There is a quote often attributed to Woodrow Wilson: ‘I not only use all the brains that I have, but all that I can borrow’. Wilson and his 14 points loom large over The Irish Revolution: 1919-21: A Global History, and it’s gratifying to see that the compilers of the volume took his advice.
Editors Tommy Graham and Brain Hanley and commissioning editors Fearghal McGarry and Enda Delaney have produced an engaging global history of the Irish Revolution, the third of History Ireland’s stand-alone supplements covering the ‘Decade of Centenaries’. Comprised of brief essays from 23 different contributors, the work crosses the globe and a number of genres of historical writing along its way. Biographies, case studies and more conceptually focused essays create a welcome blend of tone and style which encourages the reader. The essays in the volume are organised thematically. A section on ‘Propaganda and Press’ leads from a discussion of globe-trotting writers into the next section on ‘Diasporas’, this is emblematic of a lightness of touch from the editors, and the volume “reads through” in a way that edited collections often fail to. Highlights include Roisin Healy’s account of the brief divergence of Ireland and Poland and Margaret Ward’s excellent essay on Hanna Sheehy Skeffington, which demonstrates how the personal may be made both political, and internationally relevant.
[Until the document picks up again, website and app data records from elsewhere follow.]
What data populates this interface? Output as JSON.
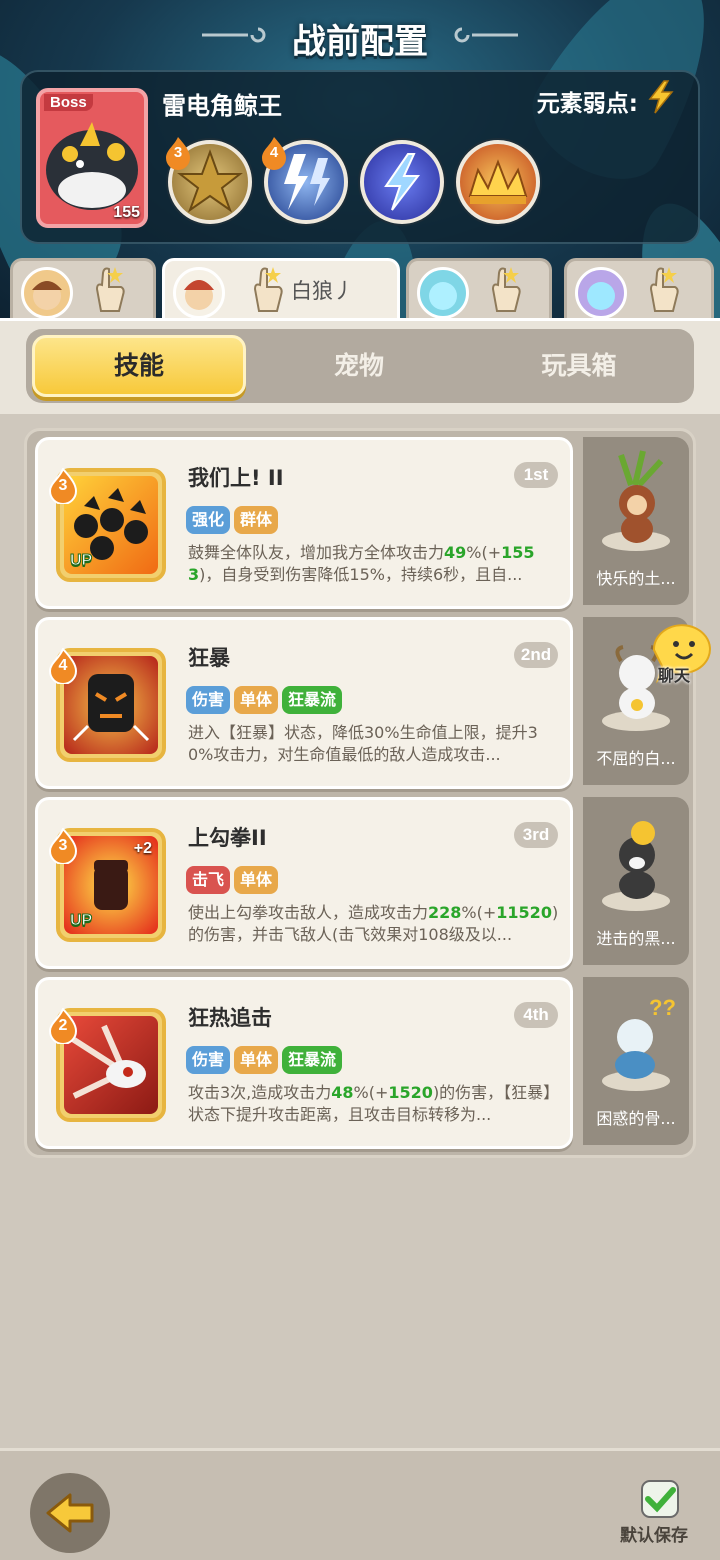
{
  "header": {
    "title": "战前配置"
  },
  "boss": {
    "tag": "Boss",
    "level": "155",
    "name": "雷电角鲸王",
    "weakness_label": "元素弱点:",
    "weakness_icon": "lightning-icon",
    "skills": [
      {
        "level": "3",
        "icon": "golden-burst-icon"
      },
      {
        "level": "4",
        "icon": "blue-lightning-icon"
      },
      {
        "level": "",
        "icon": "lightning-bolt-icon"
      },
      {
        "level": "",
        "icon": "golden-spike-crown-icon"
      }
    ]
  },
  "char_tabs": [
    {
      "name": "",
      "active": false
    },
    {
      "name": "白狼丿",
      "active": true
    },
    {
      "name": "",
      "active": false
    },
    {
      "name": "",
      "active": false
    }
  ],
  "segments": {
    "skill": "技能",
    "pet": "宠物",
    "toybox": "玩具箱",
    "active": "skill"
  },
  "skills": [
    {
      "level": "3",
      "title": "我们上! II",
      "order": "1st",
      "up": "UP",
      "tags": [
        {
          "label": "强化",
          "color": "#5b9ed8"
        },
        {
          "label": "群体",
          "color": "#e8a84a"
        }
      ],
      "desc_before": "鼓舞全体队友，增加我方全体攻击力",
      "desc_hl1": "49",
      "desc_mid1": "%(+",
      "desc_hl2": "1553",
      "desc_after": ")，自身受到伤害降低15%，持续6秒，且自...",
      "pet": "快乐的土..."
    },
    {
      "level": "4",
      "title": "狂暴",
      "order": "2nd",
      "up": "",
      "tags": [
        {
          "label": "伤害",
          "color": "#5b9ed8"
        },
        {
          "label": "单体",
          "color": "#e8a84a"
        },
        {
          "label": "狂暴流",
          "color": "#3fb13a"
        }
      ],
      "desc_before": "进入【狂暴】状态，降低30%生命值上限，提升30%攻击力，对生命值最低的敌人造成攻击...",
      "desc_hl1": "",
      "desc_mid1": "",
      "desc_hl2": "",
      "desc_after": "",
      "pet": "不屈的白..."
    },
    {
      "level": "3",
      "title": "上勾拳II",
      "order": "3rd",
      "up": "UP",
      "plus": "+2",
      "tags": [
        {
          "label": "击飞",
          "color": "#d9534f"
        },
        {
          "label": "单体",
          "color": "#e8a84a"
        }
      ],
      "desc_before": "使出上勾拳攻击敌人，造成攻击力",
      "desc_hl1": "228",
      "desc_mid1": "%(+",
      "desc_hl2": "11520",
      "desc_after": ")的伤害，并击飞敌人(击飞效果对108级及以...",
      "pet": "进击的黑..."
    },
    {
      "level": "2",
      "title": "狂热追击",
      "order": "4th",
      "up": "",
      "tags": [
        {
          "label": "伤害",
          "color": "#5b9ed8"
        },
        {
          "label": "单体",
          "color": "#e8a84a"
        },
        {
          "label": "狂暴流",
          "color": "#3fb13a"
        }
      ],
      "desc_before": "攻击3次,造成攻击力",
      "desc_hl1": "48",
      "desc_mid1": "%(+",
      "desc_hl2": "1520",
      "desc_after": ")的伤害，【狂暴】状态下提升攻击距离，且攻击目标转移为...",
      "pet": "困惑的骨..."
    }
  ],
  "chat": {
    "label": "聊天"
  },
  "footer": {
    "save_label": "默认保存"
  }
}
As a work of public history, it is readable but sophisticated. For this feat alone, the editors and contributors are deserving of much praise. The broad history-reading public who are this volume’s target demographic will doubtless find much of interest in these essays, but what does it offer the global historian? As Enda Delaney notes in his introduction, global history offers us a perspective through which we may better consider ‘Ireland’s place in a newly reconfigured western world, where empires were now in irreversible decline.’ If there is a single predominant theme across 1919-21: A Global History it’s that a global approach has the ability to add depth to, and to re-contextualise, national histories. This is quite the opposite of the broad brushstrokes for which it is often criticised.
Going further, Fearghal McGarry highlights that the work seeks to ‘reverse the nation-state bias by prioritising investigation of how interaction across national boundaries shaped Ireland’s revolution.’ Indeed, it offers a well-rounded, global account of a revolution which has too often been historiographically locked inside a national context. Since David Fitzpatrick’s seminal study of provincial violence in County Clare written in 1977 (Politics and Irish life, 1913-1921), Irish history has valued the localised case study more than many other national historiographies have done. As such, 1919-21: A Global History poses the question: does a wider focus on transnational or global history mark a paradigm shift in our thinking? In our post-Brexit reality, it is interesting to note that many of the essays consider the lasting impact of Wilson’s 14 points and are eager to explore the significance of supranational governance strategies after the First World War. The place of the small nation in international relations is a touchstone in the volume. Perhaps, then, these essays speak to a change in the coming years, and in future we might see Irish historiography drift towards mainland Europe’s embrace, further away from British influence.
Many of the essays traverse transnational subjects. In vogue at the moment, there is a danger that an all-encompassing approach to transnational history will deprive the method of any real meaning. If we as global historians are to usefully employ it, we must demark the territory between what is transnational and what is either comparative or simply an account that crosses a border. The essays in this volume, however, employ a sharp focus and invite us to consider the space which exists between or beyond national borders. To take one example, the women of the Irish Women’s Franchise League covered by Maurice Casey sought to ‘transcend traditional gender roles’ in part through their connections with Russia. The international links between these women helped to advance a shared conception of gender equality, but this extends beyond the simple transmission of ideas between two nations. Rather, it speaks to an attempt to foster a universal socialist ideal of womanhood; it is the creation of transnational identity as much as it is an account of the actions of Irish women. In so doing, this approach informs our understanding of the truly global nature of elements of the Irish Revolution, revealing the rationale behind the gendered demands of the Revolution. This beneficial use of transnational methodology is representative of the work as a whole, in which the global approach to the history of the Revolution informs our understanding of its material reality within Ireland itself. 1919-21: A Global History reveals the many networks that influenced and communicated the Irish Revolution to the world, and the volume’s histories of interconnectedness refute the charge of parochialism which is sometimes levelled at Irish historians and their interpretations of this history.
The volume’s editors have successfully reframed the Irish Revolution within an international context. Their work allows the reader to understand the global dimensions of the Revolution, but more than this, it invites us to challenge some of the orthodoxies that have long governed Irish historiography’s scope and orientation.
1919-21: A Global History is available for one-off purchase at €9.95 at